O! Say Bonny Lass: About the Song

Margaret Corbin
Memorial dedicated to Margaret Corbin, a nurse and soldier in the American Revolution.


"O! Say Bonny Lass" is a song that highlights the commitment and sacrifices of women during the American Revolution.

Historical Background

Women during the American Revolution were responsible for doing at least double the work to maintain the household with the men away fighting. As part of the Homespun Movement, Patriot women took up spinning and weaving to make their own clothing in support of the boycott of British goods.

Some women, known as camp followers, traveled with the Continental Army. They served soldiers and officers as nurses, cooks, washerwomen, seamstresses, and supply scavengers. Occasionally women served as spies and soldiers.

Song History

A young officer in the Continental army named George Bush (no relation to the U.S. presidents) kept journals of songs that were played and sung during the American Revolution. "O! Say Bonny Lass" was found in one of his journals. It is a dialogue between a soldier and his sweetheart.

London-born composer Samuel Arnold (1740-1802) wrote the melody, which is also used in the song "Oh Say Simple Maid."


O, say, bonny lass, can you lie in a barrack
And marry a soldier and carry his wallet
O, say, will you leave both your Mammy and Daddy
And follow to the camp with your soldier laddy
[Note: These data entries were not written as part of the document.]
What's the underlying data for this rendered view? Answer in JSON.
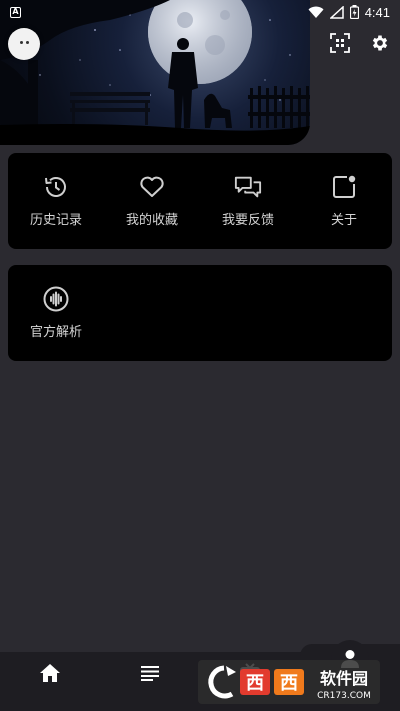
{
  "status_bar": {
    "time": "4:41",
    "notification_glyph": "A"
  },
  "header": {
    "scan_icon": "qr-scan-icon",
    "settings_icon": "gear-icon"
  },
  "menu_card": {
    "items": [
      {
        "label": "历史记录",
        "icon": "history-icon"
      },
      {
        "label": "我的收藏",
        "icon": "heart-icon"
      },
      {
        "label": "我要反馈",
        "icon": "chat-bubbles-icon"
      },
      {
        "label": "关于",
        "icon": "about-icon"
      }
    ]
  },
  "secondary_card": {
    "items": [
      {
        "label": "官方解析",
        "icon": "soundwave-icon"
      }
    ]
  },
  "bottom_nav": {
    "items": [
      {
        "icon": "home-icon"
      },
      {
        "icon": "list-icon"
      },
      {
        "icon": "video-icon"
      },
      {
        "icon": "profile-icon"
      }
    ]
  },
  "watermark": {
    "brand": "西西软件园",
    "domain": "CR173.COM"
  },
  "colors": {
    "background": "#2b2a30",
    "card": "#000000",
    "nav": "#1e1d22",
    "watermark_orange": "#f07a1c",
    "watermark_red": "#e23b2e"
  }
}
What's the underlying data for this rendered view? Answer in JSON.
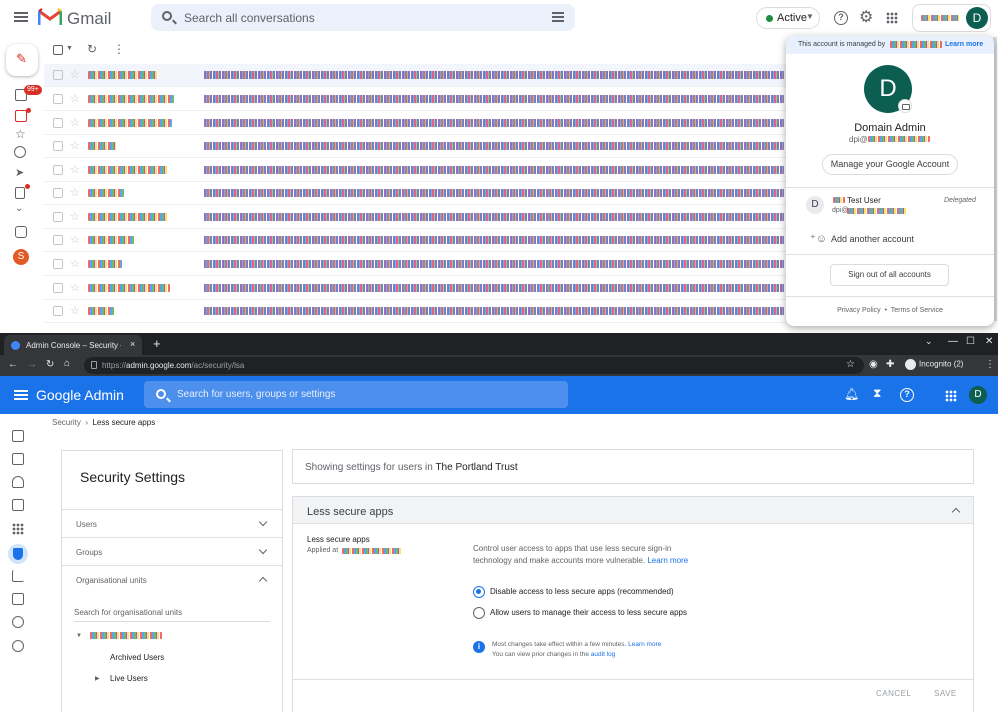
{
  "gmail": {
    "app_name": "Gmail",
    "search_placeholder": "Search all conversations",
    "status": "Active",
    "account_initial": "D",
    "inbox_badge": "99+",
    "side_avatar_initial": "S",
    "popup": {
      "managed_text": "This account is managed by",
      "learn_more": "Learn more",
      "avatar_initial": "D",
      "name": "Domain Admin",
      "email_prefix": "dpi@",
      "manage_button": "Manage your Google Account",
      "other_initial": "D",
      "other_name": "Test User",
      "other_email_prefix": "dpi@",
      "delegated": "Delegated",
      "add_account": "Add another account",
      "sign_out": "Sign out of all accounts",
      "privacy": "Privacy Policy",
      "separator": "•",
      "terms": "Terms of Service"
    }
  },
  "browser": {
    "tab_title": "Admin Console – Security – Set",
    "tab_close": "×",
    "new_tab": "+",
    "url_prefix": "https://",
    "url_host": "admin.google.com",
    "url_path": "/ac/security/lsa",
    "incognito": "Incognito (2)"
  },
  "admin": {
    "title": "Google Admin",
    "search_placeholder": "Search for users, groups or settings",
    "avatar_initial": "D",
    "breadcrumb": {
      "parent": "Security",
      "sep": "›",
      "current": "Less secure apps"
    },
    "left_panel": {
      "title": "Security Settings",
      "rows": [
        "Users",
        "Groups",
        "Organisational units"
      ],
      "ou_search": "Search for organisational units",
      "ou_children": [
        "Archived Users",
        "Live Users"
      ]
    },
    "showing_prefix": "Showing settings for users in",
    "org_name": "The Portland Trust",
    "section_title": "Less secure apps",
    "setting_label": "Less secure apps",
    "applied_at": "Applied at",
    "description": "Control user access to apps that use less secure sign-in technology and make accounts more vulnerable.",
    "description_link": "Learn more",
    "options": [
      {
        "label": "Disable access to less secure apps (recommended)",
        "selected": true
      },
      {
        "label": "Allow users to manage their access to less secure apps",
        "selected": false
      }
    ],
    "info_line1": "Most changes take effect within a few minutes.",
    "info_link1": "Learn more",
    "info_line2": "You can view prior changes in the",
    "info_link2": "audit log",
    "cancel": "CANCEL",
    "save": "SAVE"
  },
  "colors": {
    "gmail_red": "#ea4335",
    "admin_blue": "#1a73e8",
    "avatar_green": "#0b5e50"
  }
}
O, yes, I will do it and think nothing of it
I’ll marry my soldier and carry his wallet
O, yes, I will leave both my Mammy and Daddy
And follow to the camp with my soldier laddy

O, say, bonny lass, will you go a-campaigning
Endure all the hardships of battle and famine
When wounded and bleeding, will thou draw near me
And kindly support me and tenderly cheer me

O, say, bonny lass, will you go into battle
Where the drums are beaten and cannons loud rattle
O, yes, my bonny lad, I will share all thy harms
And should thou be killed I will die in thy arms